Another survey (psfk report) shows that 65% of employees responding believe opportunities for growth and innovation exist outside the office location—further emphasising the need for providing tools that enables communication and collaboration wherever you are.
The culture required to support the future of work will demand more efficient processes, particularly different decision-making structures and carefully selected tools. 48% of executives surveyed predict increased levels of collaboration will enable better attraction and retention of top talent.
Lesson 4: Be clear about the benefits you are targeting and regularly check leading the progress you are making.
New digital tools are making screen time more efficient
The future working environment will require a shift in how we communicate and collaborate, with 76% of executives surveyed predicting a move away from email and toward more sophisticated digital tools. These digital tools will be critical enablers for increased cross-cultural teaming. In fact, 72% of respondents see virtual teaming capabilities across cultures as becoming significant and normative in the next five years. Collaboration strengthens relationships, so the choice of technologies should ideally allow for relationship-building activities as well as efficient communications.
But tools alone are not the answer. As companies move from email to other tools for communicating, collaborating, and connecting, they will need to develop the right cultural context and adapt workplace policies and processes to help ensure the environment and expectations are set up to enable successful adoption of whatever digital capabilities are implemented.
Lesson 5: Start the shift to new collaboration tools, but ensure workplace practices and employee understanding are aligned with the new capabilities that are available.
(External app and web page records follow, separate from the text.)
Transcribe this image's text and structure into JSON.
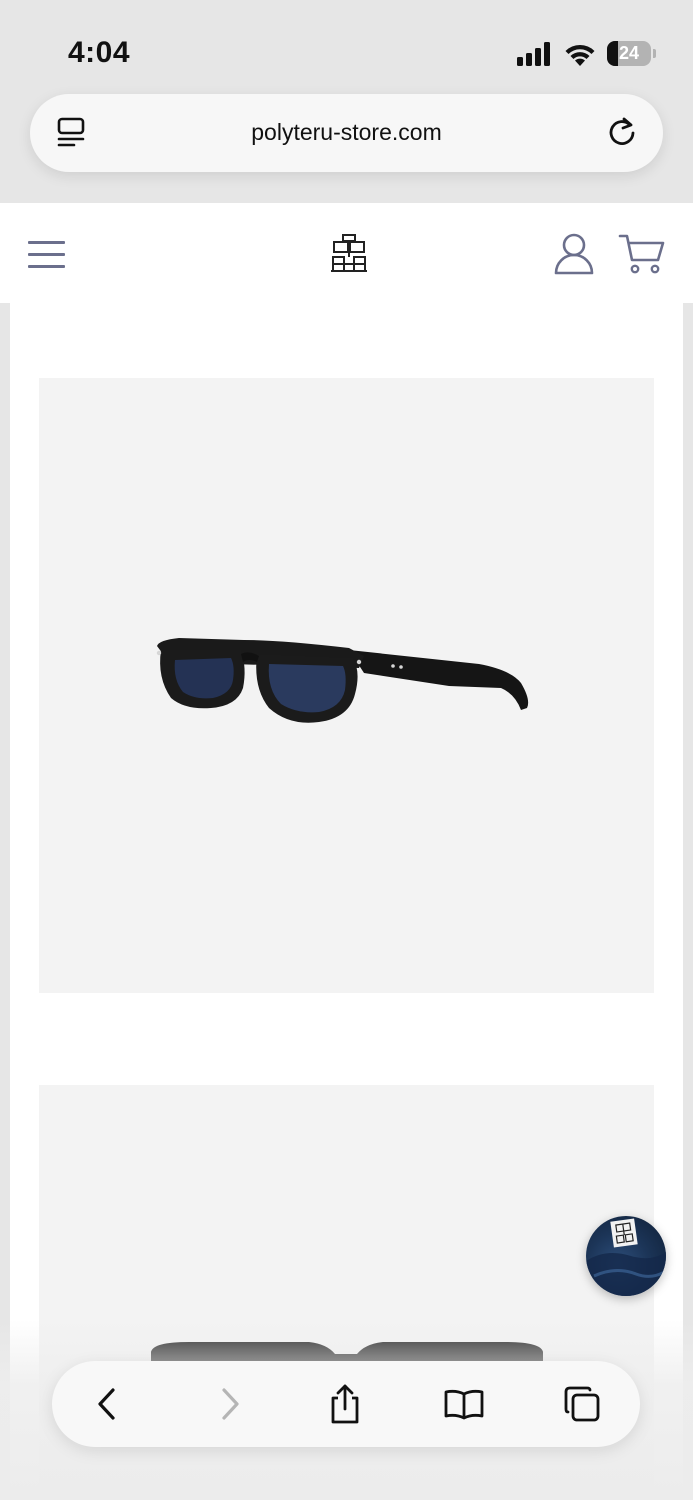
{
  "status_bar": {
    "time": "4:04",
    "battery_level": "24",
    "signal_bars": 4
  },
  "browser": {
    "url": "polyteru-store.com",
    "reader_icon": "page-menu-icon",
    "reload_icon": "reload-icon"
  },
  "site_header": {
    "menu_icon": "hamburger-icon",
    "logo_icon": "brand-logo",
    "account_icon": "user-icon",
    "cart_icon": "cart-icon"
  },
  "products": [
    {
      "image_icon": "black-eyeglasses-side-view"
    },
    {
      "image_icon": "black-eyeglasses-front-view"
    }
  ],
  "toolbar": {
    "back_icon": "chevron-left-icon",
    "forward_icon": "chevron-right-icon",
    "share_icon": "share-icon",
    "bookmarks_icon": "book-icon",
    "tabs_icon": "tabs-icon"
  },
  "colors": {
    "accent": "#6b6f8c",
    "image_bg": "#f3f3f3",
    "chrome_bg": "#e6e6e6"
  }
}
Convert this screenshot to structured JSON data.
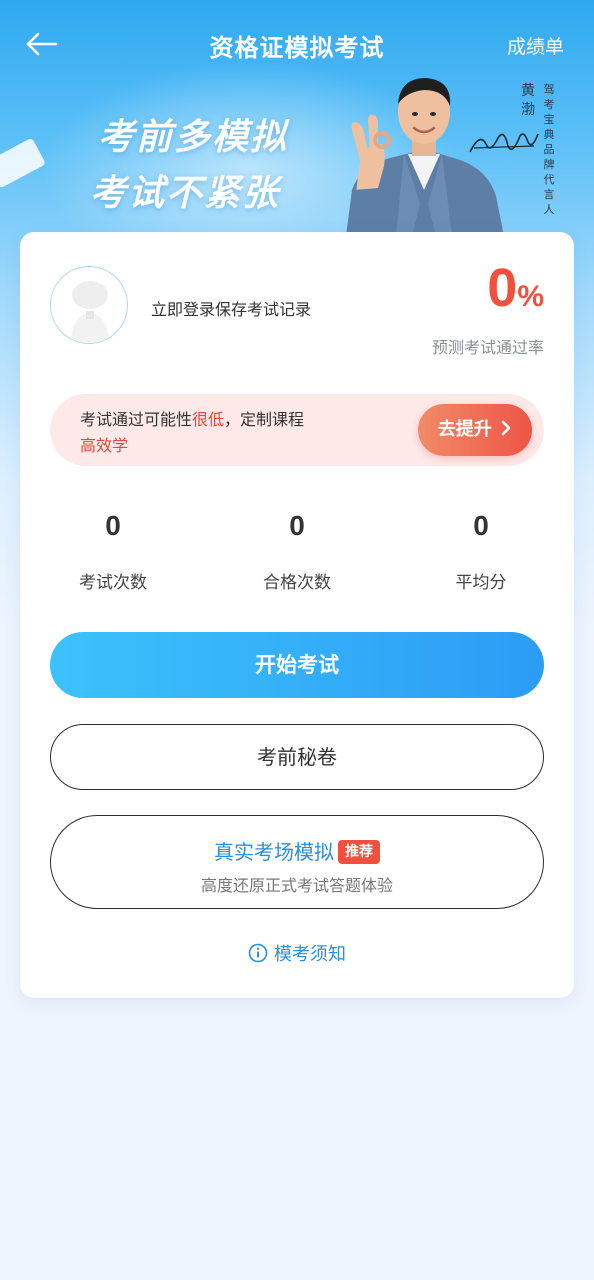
{
  "header": {
    "title": "资格证模拟考试",
    "right_link": "成绩单"
  },
  "banner": {
    "slogan_line1": "考前多模拟",
    "slogan_line2": "考试不紧张",
    "endorser_name": "黄渤",
    "endorser_role": "驾考宝典品牌代言人"
  },
  "profile": {
    "login_prompt": "立即登录保存考试记录",
    "pass_rate_value": "0",
    "pass_rate_unit": "%",
    "pass_rate_label": "预测考试通过率"
  },
  "promo": {
    "text_prefix": "考试通过可能性",
    "text_highlight": "很低",
    "text_suffix": "，定制课程",
    "text_line2": "高效学",
    "button_label": "去提升"
  },
  "stats": [
    {
      "value": "0",
      "label": "考试次数"
    },
    {
      "value": "0",
      "label": "合格次数"
    },
    {
      "value": "0",
      "label": "平均分"
    }
  ],
  "actions": {
    "start_exam": "开始考试",
    "secret_paper": "考前秘卷",
    "real_sim_title": "真实考场模拟",
    "real_sim_badge": "推荐",
    "real_sim_desc": "高度还原正式考试答题体验",
    "notice": "模考须知"
  },
  "colors": {
    "accent_blue": "#2c9cf5",
    "accent_red": "#f0503e",
    "link_blue": "#2b8fdc"
  }
}
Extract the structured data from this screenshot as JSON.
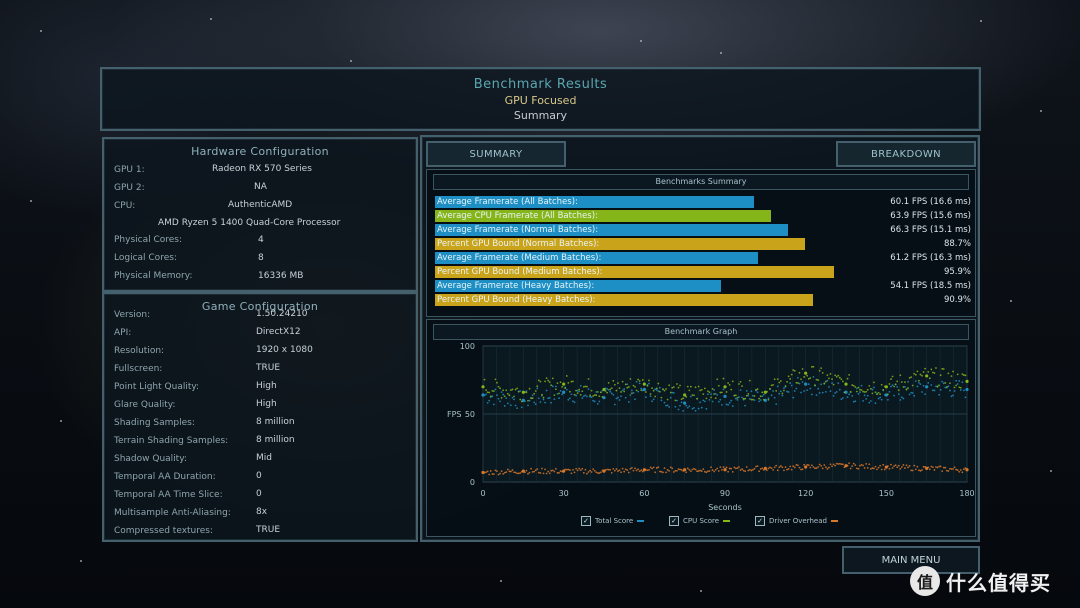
{
  "header": {
    "title": "Benchmark Results",
    "subtitle": "GPU Focused",
    "view": "Summary"
  },
  "hardware": {
    "title": "Hardware Configuration",
    "rows": [
      {
        "label": "GPU 1:",
        "value": "Radeon RX 570 Series"
      },
      {
        "label": "GPU 2:",
        "value": "NA"
      },
      {
        "label": "CPU:",
        "value": "AuthenticAMD"
      },
      {
        "label": "",
        "value": "AMD Ryzen 5 1400 Quad-Core Processor"
      },
      {
        "label": "Physical Cores:",
        "value": "4"
      },
      {
        "label": "Logical Cores:",
        "value": "8"
      },
      {
        "label": "Physical Memory:",
        "value": "16336  MB"
      }
    ]
  },
  "game": {
    "title": "Game Configuration",
    "rows": [
      {
        "label": "Version:",
        "value": "1.50.24210"
      },
      {
        "label": "API:",
        "value": "DirectX12"
      },
      {
        "label": "Resolution:",
        "value": "1920 x 1080"
      },
      {
        "label": "Fullscreen:",
        "value": "TRUE"
      },
      {
        "label": "Point Light Quality:",
        "value": "High"
      },
      {
        "label": "Glare Quality:",
        "value": "High"
      },
      {
        "label": "Shading Samples:",
        "value": "8 million"
      },
      {
        "label": "Terrain Shading Samples:",
        "value": "8 million"
      },
      {
        "label": "Shadow Quality:",
        "value": "Mid"
      },
      {
        "label": "Temporal AA Duration:",
        "value": "0"
      },
      {
        "label": "Temporal AA Time Slice:",
        "value": "0"
      },
      {
        "label": "Multisample Anti-Aliasing:",
        "value": "8x"
      },
      {
        "label": "Compressed textures:",
        "value": "TRUE"
      }
    ]
  },
  "tabs": {
    "summary": "SUMMARY",
    "breakdown": "BREAKDOWN"
  },
  "summary": {
    "title": "Benchmarks Summary",
    "colors": {
      "framerate": "#1d8fc4",
      "cpu": "#86b51a",
      "bound": "#c9a31a"
    },
    "bars": [
      {
        "label": "Average Framerate (All Batches):",
        "value": "60.1 FPS (16.6 ms)",
        "fill": 0.76,
        "kind": "framerate"
      },
      {
        "label": "Average CPU Framerate (All Batches):",
        "value": "63.9 FPS (15.6 ms)",
        "fill": 0.8,
        "kind": "cpu"
      },
      {
        "label": "Average Framerate (Normal Batches):",
        "value": "66.3 FPS (15.1 ms)",
        "fill": 0.84,
        "kind": "framerate"
      },
      {
        "label": "Percent GPU Bound (Normal Batches):",
        "value": "88.7%",
        "fill": 0.88,
        "kind": "bound"
      },
      {
        "label": "Average Framerate (Medium Batches):",
        "value": "61.2 FPS (16.3 ms)",
        "fill": 0.77,
        "kind": "framerate"
      },
      {
        "label": "Percent GPU Bound (Medium Batches):",
        "value": "95.9%",
        "fill": 0.95,
        "kind": "bound"
      },
      {
        "label": "Average Framerate (Heavy Batches):",
        "value": "54.1 FPS (18.5 ms)",
        "fill": 0.68,
        "kind": "framerate"
      },
      {
        "label": "Percent GPU Bound (Heavy Batches):",
        "value": "90.9%",
        "fill": 0.9,
        "kind": "bound"
      }
    ]
  },
  "graph": {
    "title": "Benchmark Graph",
    "ylabel": "FPS",
    "xlabel": "Seconds",
    "xticks": [
      "0",
      "30",
      "60",
      "90",
      "120",
      "150",
      "180"
    ],
    "yticks": [
      "100",
      "50",
      "0"
    ],
    "legend": [
      {
        "label": "Total Score",
        "color": "#1d8fc4",
        "checked": "✓"
      },
      {
        "label": "CPU Score",
        "color": "#86b51a",
        "checked": "✓"
      },
      {
        "label": "Driver Overhead",
        "color": "#d9782a",
        "checked": "✓"
      }
    ]
  },
  "chart_data": {
    "type": "scatter",
    "title": "Benchmark Graph",
    "xlabel": "Seconds",
    "ylabel": "FPS",
    "xlim": [
      0,
      180
    ],
    "ylim": [
      0,
      100
    ],
    "series": [
      {
        "name": "Total Score",
        "x": [
          0,
          15,
          30,
          45,
          60,
          75,
          90,
          105,
          120,
          135,
          150,
          165,
          180
        ],
        "values": [
          64,
          60,
          66,
          62,
          68,
          58,
          63,
          60,
          72,
          66,
          64,
          70,
          68
        ]
      },
      {
        "name": "CPU Score",
        "x": [
          0,
          15,
          30,
          45,
          60,
          75,
          90,
          105,
          120,
          135,
          150,
          165,
          180
        ],
        "values": [
          70,
          66,
          72,
          68,
          72,
          64,
          70,
          66,
          80,
          72,
          70,
          78,
          74
        ]
      },
      {
        "name": "Driver Overhead",
        "x": [
          0,
          15,
          30,
          45,
          60,
          75,
          90,
          105,
          120,
          135,
          150,
          165,
          180
        ],
        "values": [
          7,
          8,
          8,
          8,
          9,
          9,
          9,
          10,
          11,
          12,
          11,
          10,
          9
        ]
      }
    ]
  },
  "footer": {
    "main_menu": "MAIN MENU",
    "watermark": "什么值得买",
    "watermark_logo": "值"
  }
}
Leaders need collaborative networks, not hierarchy
We have seen that expectations of leaders are changing not only in terms of how they interact and engage with their employees but also in how they see their role changing.
Our sample of C-suite executives showed that just over 40% of respondents expect they will increasingly place more focus on facilitating the flow and exchange of ideas and providing greater autonomy at team and individual levels. This shift from “top-down” to what we might see as “alongside” is a crucial component of the equation.
Unless leaders are role models of the target environment, limited or no progress will be made. The shift to facilitating an empowered network after years of being in a more directive mode is a big one. As Jeffrey Joerres said in his interview on the future of work, “As we look to the future, role modelling of behaviours is going to be more important than training.” In the highly networked, more fluid organisations of the future, leaders from the C-suite down will need new ways to communicate with employees and keep a pulse on their business.
Lesson 6: Leaders can underestimate the benefits of social tools at work and need to be educated in how to use collaboration and business social tools for improved communication, collaboration, and connectivity.
This survey suggests that at the top of companies, executives, particularly in larger companies, recognise both that the future of work will be very different from the way things have happened in the past and that their roles need to adapt to the new environments they will be leading.
How we work in future will be more networked, more devolved, more mobile, more team-based, more project-based and more collaborative. The challenge is to make sure it is not more complicated, confusing, or overwhelming. This will require better and different ways to communicate, collaborate, and network. Large multi-nodal fluid networks will rely increasingly on new pathways for information to be exchanged and lessons shared, leaning heavily on new, enabling digital technologies. Done well, the future of work offers the opportunity to provide the most engaging and motivating environment we have yet experienced and, after decades of aspiring to the idea, to become truly learning organisations.